In addition, Google offers a minimum of 18 weeks paid maternity leave.

Johnson & Johnson

International pharmaceutical company has a truly incredible record when it comes to empowering women. At the company’s formation in 1886, the majority of the employees were female. As a result, the company has empowering women built into its ethos.

Like other companies on this list, Johnson & Johnson has mentorship programmes, paid parental leave, and pledges to increase the number of female executives.

However, more broadly, Johnson & Johnson takes female empowerment beyond the confines of their own workforce.

They sponsor plenty of campaigns aimed at helping women in countries around the world. These include healthcare campaigns, but also, a campaign called Know Your Value.

Know Your Value is a touring campaign that teaches women to rediscover their sense of self-worth. In doing so, it encourages them to step forward and achieve more in their careers and personal lives.

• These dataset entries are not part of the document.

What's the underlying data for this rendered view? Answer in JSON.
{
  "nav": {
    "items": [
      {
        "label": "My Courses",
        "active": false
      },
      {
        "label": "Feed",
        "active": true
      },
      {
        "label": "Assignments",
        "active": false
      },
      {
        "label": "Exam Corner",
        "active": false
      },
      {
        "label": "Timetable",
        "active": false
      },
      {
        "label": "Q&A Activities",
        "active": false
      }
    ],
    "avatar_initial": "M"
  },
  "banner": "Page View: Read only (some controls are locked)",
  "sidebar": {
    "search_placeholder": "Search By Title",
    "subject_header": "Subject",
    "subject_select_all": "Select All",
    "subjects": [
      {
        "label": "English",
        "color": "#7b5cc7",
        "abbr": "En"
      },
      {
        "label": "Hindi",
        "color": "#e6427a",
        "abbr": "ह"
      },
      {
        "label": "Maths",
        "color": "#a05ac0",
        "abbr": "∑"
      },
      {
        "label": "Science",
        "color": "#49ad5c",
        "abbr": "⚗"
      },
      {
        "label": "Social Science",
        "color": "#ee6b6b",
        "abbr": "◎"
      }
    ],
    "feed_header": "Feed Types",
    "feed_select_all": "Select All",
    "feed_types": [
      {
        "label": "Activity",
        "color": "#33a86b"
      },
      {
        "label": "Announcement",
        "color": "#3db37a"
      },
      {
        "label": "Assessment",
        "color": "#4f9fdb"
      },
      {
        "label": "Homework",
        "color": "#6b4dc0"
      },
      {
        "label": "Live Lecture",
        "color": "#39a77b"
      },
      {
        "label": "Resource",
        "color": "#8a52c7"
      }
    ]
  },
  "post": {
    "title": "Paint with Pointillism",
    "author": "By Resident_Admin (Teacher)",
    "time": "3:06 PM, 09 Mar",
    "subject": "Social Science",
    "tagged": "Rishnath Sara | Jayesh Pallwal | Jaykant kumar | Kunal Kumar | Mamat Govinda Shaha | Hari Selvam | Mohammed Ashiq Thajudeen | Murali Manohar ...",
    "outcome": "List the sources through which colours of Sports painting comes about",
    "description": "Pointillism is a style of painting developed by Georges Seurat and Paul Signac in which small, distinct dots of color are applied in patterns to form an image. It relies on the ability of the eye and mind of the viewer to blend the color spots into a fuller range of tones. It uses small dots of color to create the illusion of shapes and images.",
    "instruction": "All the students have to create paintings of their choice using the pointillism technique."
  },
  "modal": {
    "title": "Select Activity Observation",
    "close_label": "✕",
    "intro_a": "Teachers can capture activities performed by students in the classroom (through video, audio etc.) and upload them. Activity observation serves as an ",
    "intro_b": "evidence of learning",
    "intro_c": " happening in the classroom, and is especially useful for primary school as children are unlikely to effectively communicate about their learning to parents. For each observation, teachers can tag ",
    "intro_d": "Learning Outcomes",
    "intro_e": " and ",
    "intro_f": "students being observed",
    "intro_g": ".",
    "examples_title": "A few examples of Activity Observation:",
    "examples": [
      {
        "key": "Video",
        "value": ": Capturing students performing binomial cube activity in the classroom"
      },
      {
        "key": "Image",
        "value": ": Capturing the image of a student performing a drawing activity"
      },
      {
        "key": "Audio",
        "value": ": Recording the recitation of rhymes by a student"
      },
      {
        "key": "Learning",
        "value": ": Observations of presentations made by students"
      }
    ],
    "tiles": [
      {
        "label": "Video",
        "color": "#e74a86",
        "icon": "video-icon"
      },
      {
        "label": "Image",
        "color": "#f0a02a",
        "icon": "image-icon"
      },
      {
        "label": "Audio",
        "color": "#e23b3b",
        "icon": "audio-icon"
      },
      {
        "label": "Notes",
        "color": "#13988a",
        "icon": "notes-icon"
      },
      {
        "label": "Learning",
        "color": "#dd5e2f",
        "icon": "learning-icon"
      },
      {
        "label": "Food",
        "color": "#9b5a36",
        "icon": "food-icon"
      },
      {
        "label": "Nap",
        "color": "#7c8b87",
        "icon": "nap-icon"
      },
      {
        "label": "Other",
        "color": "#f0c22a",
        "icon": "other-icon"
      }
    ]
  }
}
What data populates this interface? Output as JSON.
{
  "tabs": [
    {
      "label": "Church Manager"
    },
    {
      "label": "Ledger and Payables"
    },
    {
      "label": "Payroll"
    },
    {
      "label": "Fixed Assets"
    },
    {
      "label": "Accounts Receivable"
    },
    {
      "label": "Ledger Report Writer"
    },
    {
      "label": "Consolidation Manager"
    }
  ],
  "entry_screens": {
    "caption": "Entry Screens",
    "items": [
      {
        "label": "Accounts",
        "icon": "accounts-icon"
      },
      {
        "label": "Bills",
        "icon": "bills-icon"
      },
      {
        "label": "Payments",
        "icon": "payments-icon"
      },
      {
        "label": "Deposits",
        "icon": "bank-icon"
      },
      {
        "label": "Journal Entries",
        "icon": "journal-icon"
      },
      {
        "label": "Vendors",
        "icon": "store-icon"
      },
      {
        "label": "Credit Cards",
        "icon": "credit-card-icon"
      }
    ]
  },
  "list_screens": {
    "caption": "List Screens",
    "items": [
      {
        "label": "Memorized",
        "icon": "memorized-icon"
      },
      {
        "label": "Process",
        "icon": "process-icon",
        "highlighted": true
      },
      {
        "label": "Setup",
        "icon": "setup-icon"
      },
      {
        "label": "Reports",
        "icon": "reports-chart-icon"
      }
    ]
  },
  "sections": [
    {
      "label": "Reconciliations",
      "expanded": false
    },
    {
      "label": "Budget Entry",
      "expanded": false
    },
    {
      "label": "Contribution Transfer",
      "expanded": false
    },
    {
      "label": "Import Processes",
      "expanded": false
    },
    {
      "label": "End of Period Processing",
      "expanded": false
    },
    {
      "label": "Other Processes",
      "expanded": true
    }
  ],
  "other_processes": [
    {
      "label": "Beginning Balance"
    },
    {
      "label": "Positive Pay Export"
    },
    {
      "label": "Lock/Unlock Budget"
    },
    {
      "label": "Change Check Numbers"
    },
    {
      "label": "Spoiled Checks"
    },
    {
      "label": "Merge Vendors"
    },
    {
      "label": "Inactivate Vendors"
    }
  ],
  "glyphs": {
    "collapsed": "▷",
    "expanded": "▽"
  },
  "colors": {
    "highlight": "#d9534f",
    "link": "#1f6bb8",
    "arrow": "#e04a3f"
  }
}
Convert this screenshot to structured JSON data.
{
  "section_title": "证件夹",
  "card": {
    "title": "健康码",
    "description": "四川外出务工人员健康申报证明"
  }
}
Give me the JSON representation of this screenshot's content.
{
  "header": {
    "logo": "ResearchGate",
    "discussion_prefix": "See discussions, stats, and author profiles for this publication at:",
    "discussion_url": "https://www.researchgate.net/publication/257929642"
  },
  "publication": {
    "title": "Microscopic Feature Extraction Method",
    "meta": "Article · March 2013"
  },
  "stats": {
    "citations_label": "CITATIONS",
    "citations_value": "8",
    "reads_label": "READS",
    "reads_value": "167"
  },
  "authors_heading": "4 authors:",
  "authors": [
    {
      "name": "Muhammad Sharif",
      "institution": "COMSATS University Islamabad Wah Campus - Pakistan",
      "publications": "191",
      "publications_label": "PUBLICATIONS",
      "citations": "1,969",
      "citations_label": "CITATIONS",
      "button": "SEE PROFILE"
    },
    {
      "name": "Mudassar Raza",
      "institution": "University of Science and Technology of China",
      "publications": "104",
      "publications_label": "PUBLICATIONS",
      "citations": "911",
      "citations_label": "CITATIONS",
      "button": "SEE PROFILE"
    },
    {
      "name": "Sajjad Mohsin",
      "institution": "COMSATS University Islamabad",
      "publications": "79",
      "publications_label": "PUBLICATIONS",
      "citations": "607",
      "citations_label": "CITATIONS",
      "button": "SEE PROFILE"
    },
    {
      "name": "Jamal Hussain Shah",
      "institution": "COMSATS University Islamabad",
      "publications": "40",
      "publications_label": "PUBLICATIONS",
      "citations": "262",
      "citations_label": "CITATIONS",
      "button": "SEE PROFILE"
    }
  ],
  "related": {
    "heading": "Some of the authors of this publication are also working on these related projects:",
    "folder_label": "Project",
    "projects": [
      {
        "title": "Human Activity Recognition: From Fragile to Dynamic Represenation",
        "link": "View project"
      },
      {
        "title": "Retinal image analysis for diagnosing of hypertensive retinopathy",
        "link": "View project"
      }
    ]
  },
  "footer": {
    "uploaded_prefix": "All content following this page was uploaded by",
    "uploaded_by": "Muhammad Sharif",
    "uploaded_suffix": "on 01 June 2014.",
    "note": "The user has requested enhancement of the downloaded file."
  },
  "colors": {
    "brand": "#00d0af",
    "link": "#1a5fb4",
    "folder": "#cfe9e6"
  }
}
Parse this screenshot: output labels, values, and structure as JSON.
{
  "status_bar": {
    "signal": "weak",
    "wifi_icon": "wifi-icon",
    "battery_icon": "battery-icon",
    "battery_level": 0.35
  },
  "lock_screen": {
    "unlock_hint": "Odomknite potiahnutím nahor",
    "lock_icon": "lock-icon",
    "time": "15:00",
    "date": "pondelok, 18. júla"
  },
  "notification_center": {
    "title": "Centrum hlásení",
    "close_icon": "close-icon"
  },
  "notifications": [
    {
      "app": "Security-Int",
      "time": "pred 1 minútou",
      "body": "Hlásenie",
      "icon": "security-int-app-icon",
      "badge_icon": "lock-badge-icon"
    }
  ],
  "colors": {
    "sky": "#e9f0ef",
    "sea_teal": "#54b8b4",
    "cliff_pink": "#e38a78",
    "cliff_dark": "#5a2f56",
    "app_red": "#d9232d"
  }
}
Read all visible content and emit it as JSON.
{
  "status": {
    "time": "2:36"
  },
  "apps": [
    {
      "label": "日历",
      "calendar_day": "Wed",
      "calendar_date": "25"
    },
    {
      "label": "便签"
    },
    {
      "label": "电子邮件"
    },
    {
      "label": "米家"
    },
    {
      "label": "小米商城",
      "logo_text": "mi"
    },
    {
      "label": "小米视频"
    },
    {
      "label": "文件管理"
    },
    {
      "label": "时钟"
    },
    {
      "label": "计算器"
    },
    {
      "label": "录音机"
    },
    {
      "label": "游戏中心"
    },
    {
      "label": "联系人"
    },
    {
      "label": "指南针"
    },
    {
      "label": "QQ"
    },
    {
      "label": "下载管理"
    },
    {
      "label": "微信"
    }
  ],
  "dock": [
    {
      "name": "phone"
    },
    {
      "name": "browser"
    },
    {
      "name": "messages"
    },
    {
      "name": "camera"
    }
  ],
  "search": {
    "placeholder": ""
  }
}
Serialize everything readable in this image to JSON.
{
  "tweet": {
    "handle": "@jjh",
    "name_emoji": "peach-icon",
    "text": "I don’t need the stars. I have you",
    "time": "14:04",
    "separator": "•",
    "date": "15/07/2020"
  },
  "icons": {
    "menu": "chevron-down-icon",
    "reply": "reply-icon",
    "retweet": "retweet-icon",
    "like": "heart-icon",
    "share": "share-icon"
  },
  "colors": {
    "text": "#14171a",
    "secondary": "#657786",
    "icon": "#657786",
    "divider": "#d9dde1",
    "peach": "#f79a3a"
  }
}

Well-known scrapping booking website Pinterest has various plans in place to empower female employees. The company makes all employees to take part in diversity training to make themselves aware of unconscious bias in the workplace.

It also has a so-called Rooney Rule when interviewing for senior management positions. This means that for every open senior management position, the company must interview at least one woman and one candidate from an underrepresented background.

The challenges ahead:

Despite all the work the aforementioned employers and others like them are doing, there are still plenty of challenges. A report from PwC surveyed 3,600 female professionals worldwide to get a sense of how women feel about the challenges they face in the workplace.

One of the most interesting findings is that 44% of women felt nervous about the impact of having a family on their careers. And despite maternity leave being offered 48% of new mothers felt overlooked for promotions and special projects upon their return to work.

Even the offer of flexible working arrangements post-maternity isn’t always as helpful as it could be. Over a third of women believe that taking advantage of such arrangements has negative career consequences.

Less than half of the women surveyed believe their company is doing enough to combat gender inequality. 31% of women say they believe their gender, sexuality, or ethnic background could curb their career progress.

In addition, there’s the issue of self-confidence. Traditionally women have not been seen as the greatest self-promoters at work.

Still, of the 27% of women who’d had a promotion in the past two years, 63% had negotiated for it.

Clearly, when women do speak up, they get noticed and rewarded. Perhaps companies should look to help women build their own sense of self-worth to empower their female workforce.